Article: Nose and lungs: one way, one disease[Show abstract] [Hide abstract]

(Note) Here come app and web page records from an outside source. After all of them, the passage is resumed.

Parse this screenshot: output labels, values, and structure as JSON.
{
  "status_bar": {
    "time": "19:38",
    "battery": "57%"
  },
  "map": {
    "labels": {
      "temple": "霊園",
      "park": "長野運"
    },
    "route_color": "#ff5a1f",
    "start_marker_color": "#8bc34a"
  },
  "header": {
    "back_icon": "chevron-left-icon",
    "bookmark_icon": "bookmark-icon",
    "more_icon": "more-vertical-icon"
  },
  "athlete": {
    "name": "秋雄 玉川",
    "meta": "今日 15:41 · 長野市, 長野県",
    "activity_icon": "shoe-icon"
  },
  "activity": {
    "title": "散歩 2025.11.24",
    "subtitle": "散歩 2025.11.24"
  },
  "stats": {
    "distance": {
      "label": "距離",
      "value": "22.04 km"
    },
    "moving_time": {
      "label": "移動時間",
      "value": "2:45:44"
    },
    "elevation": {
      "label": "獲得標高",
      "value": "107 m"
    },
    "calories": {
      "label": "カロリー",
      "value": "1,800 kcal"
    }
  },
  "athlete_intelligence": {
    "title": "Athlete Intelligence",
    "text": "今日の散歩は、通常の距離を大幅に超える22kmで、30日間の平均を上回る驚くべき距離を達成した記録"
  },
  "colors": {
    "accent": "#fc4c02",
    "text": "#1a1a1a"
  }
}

ABSTRACT: It's well established that asthma, allergic rhinitis and rhinosinusitis are three closely related disease. In pediatrics, these conditions represent a common issue in daily practice. The scientific community has recently started to simply evaluate them as different manifestations of a common pathogenic phenomenon. This consideration relates to important implications in the clinical management of these diseases, which may affect the daily activity of a pediatrician. The unity of the respiratory tract is confirmed both from a morphological and from a functional point of view. When treating rhinitis, it is often necessary to assess the presence of asthma. Patients with sinusitis should be evaluated for a possible concomitant asthma. Conversely, patients with asthma should always be evaluated for possible nasal disease, especially those suffering from difficult-to-treat asthma, in which an occult sinusitis may be detected. The medications that treat nasal diseases appear to be useful in improving asthma control and in reducing bronchial hyperresponsiveness. It seems therefore important to analyze the link between asthma and sinusitis, both in terms of clinical and pathogenic features, as well the therapeutic approach of those patients presenting with these diseases.Italian Journal of Pediatrics 10/2012; 38(1):60. DOI:10.1186/1824-7288-38-60 · 1.24 Impact FactorThis article is viewable in ResearchGate's enriched formatRG Format enables you to read in context with side-by-side figures, citations, and feedback from experts in your field.